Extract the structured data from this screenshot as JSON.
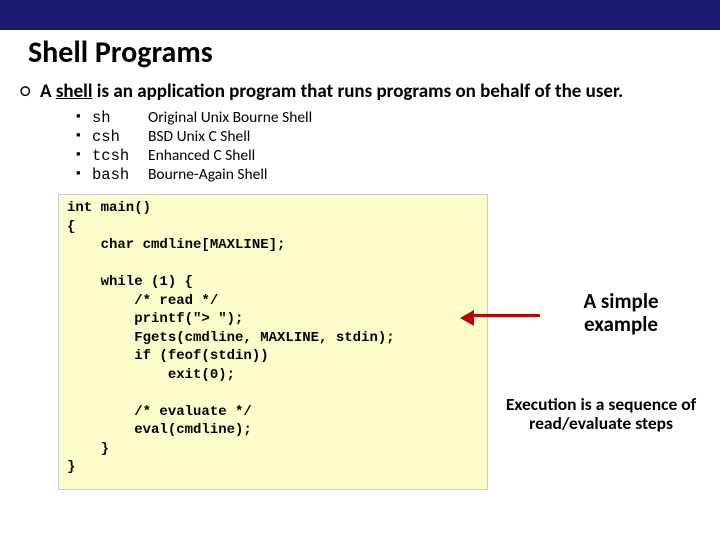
{
  "title": "Shell Programs",
  "intro": {
    "pre": "A ",
    "emph": "shell",
    "post": " is an application program that runs programs on behalf of the user."
  },
  "shells": [
    {
      "cmd": "sh",
      "desc": "Original Unix Bourne Shell"
    },
    {
      "cmd": "csh",
      "desc": "BSD Unix C Shell"
    },
    {
      "cmd": "tcsh",
      "desc": "Enhanced C Shell"
    },
    {
      "cmd": "bash",
      "desc": "Bourne-Again Shell"
    }
  ],
  "code": "int main()\n{\n    char cmdline[MAXLINE];\n\n    while (1) {\n        /* read */\n        printf(\"> \");\n        Fgets(cmdline, MAXLINE, stdin);\n        if (feof(stdin))\n            exit(0);\n\n        /* evaluate */\n        eval(cmdline);\n    }\n}",
  "annot1": "A simple example",
  "annot2": "Execution is a sequence of read/evaluate steps"
}
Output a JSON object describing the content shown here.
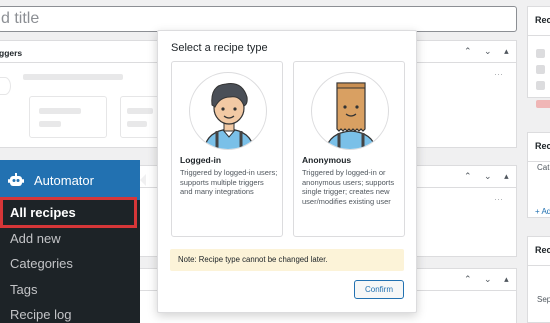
{
  "editor": {
    "title_placeholder": "d title"
  },
  "boxes": {
    "triggers_title": "ggers",
    "controls": "⌃ ⌄ ▴",
    "dots": "···"
  },
  "side": {
    "panel1_title": "Recie",
    "panel2_title": "Reci",
    "panel2_cat": "Cat",
    "panel2_link": "+ Ad",
    "panel3_title": "Reci",
    "panel3_sep": "Sep"
  },
  "menu": {
    "title": "Automator",
    "items": [
      "All recipes",
      "Add new",
      "Categories",
      "Tags",
      "Recipe log"
    ]
  },
  "modal": {
    "title": "Select a recipe type",
    "types": [
      {
        "name": "Logged-in",
        "description": "Triggered by logged-in users; supports multiple triggers and many integrations"
      },
      {
        "name": "Anonymous",
        "description": "Triggered by logged-in or anonymous users; supports single trigger; creates new user/modifies existing user"
      }
    ],
    "note": "Note: Recipe type cannot be changed later.",
    "confirm_label": "Confirm"
  },
  "colors": {
    "accent": "#2271b1",
    "menu_bg": "#1d2327",
    "highlight": "#d63638",
    "note_bg": "#fcf3d8"
  }
}
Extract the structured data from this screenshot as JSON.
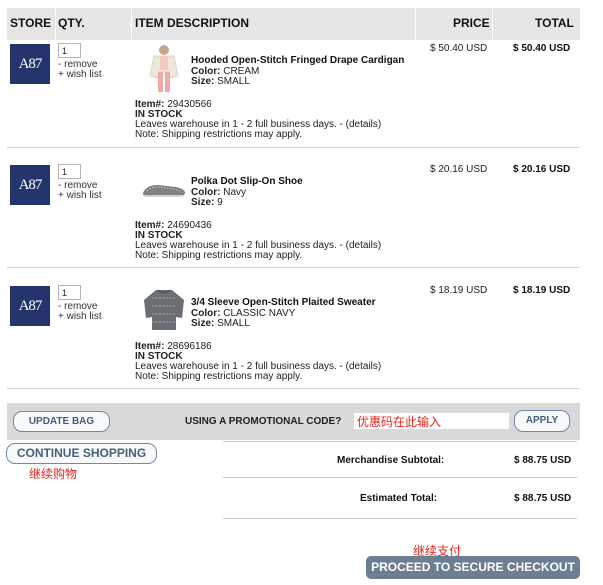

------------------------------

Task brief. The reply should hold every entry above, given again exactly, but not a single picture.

Output for this task.
Extract the structured data from this screenshot as JSON.
{
  "title": "Shell Programs",
  "intro": {
    "pre": "A ",
    "emph": "shell",
    "post": " is an application program that runs programs on behalf of the user."
  },
  "shells": [
    {
      "cmd": "sh",
      "desc": "Original Unix Bourne Shell"
    },
    {
      "cmd": "csh",
      "desc": "BSD Unix C Shell"
    },
    {
      "cmd": "tcsh",
      "desc": "Enhanced C Shell"
    },
    {
      "cmd": "bash",
      "desc": "Bourne-Again Shell"
    }
  ],
  "code": "int main()\n{\n    char cmdline[MAXLINE];\n\n    while (1) {\n        /* read */\n        printf(\"> \");\n        Fgets(cmdline, MAXLINE, stdin);\n        if (feof(stdin))\n            exit(0);\n\n        /* evaluate */\n        eval(cmdline);\n    }\n}",
  "annot1": "A simple example",
  "annot2": "Execution is a sequence of read/evaluate steps"
}
Output a JSON object describing the content shown here.
{
  "editor": {
    "title_placeholder": "d title"
  },
  "boxes": {
    "triggers_title": "ggers",
    "controls": "⌃ ⌄ ▴",
    "dots": "···"
  },
  "side": {
    "panel1_title": "Recie",
    "panel2_title": "Reci",
    "panel2_cat": "Cat",
    "panel2_link": "+ Ad",
    "panel3_title": "Reci",
    "panel3_sep": "Sep"
  },
  "menu": {
    "title": "Automator",
    "items": [
      "All recipes",
      "Add new",
      "Categories",
      "Tags",
      "Recipe log"
    ]
  },
  "modal": {
    "title": "Select a recipe type",
    "types": [
      {
        "name": "Logged-in",
        "description": "Triggered by logged-in users; supports multiple triggers and many integrations"
      },
      {
        "name": "Anonymous",
        "description": "Triggered by logged-in or anonymous users; supports single trigger; creates new user/modifies existing user"
      }
    ],
    "note": "Note: Recipe type cannot be changed later.",
    "confirm_label": "Confirm"
  },
  "colors": {
    "accent": "#2271b1",
    "menu_bg": "#1d2327",
    "highlight": "#d63638",
    "note_bg": "#fcf3d8"
  }
}
Extract the structured data from this screenshot as JSON.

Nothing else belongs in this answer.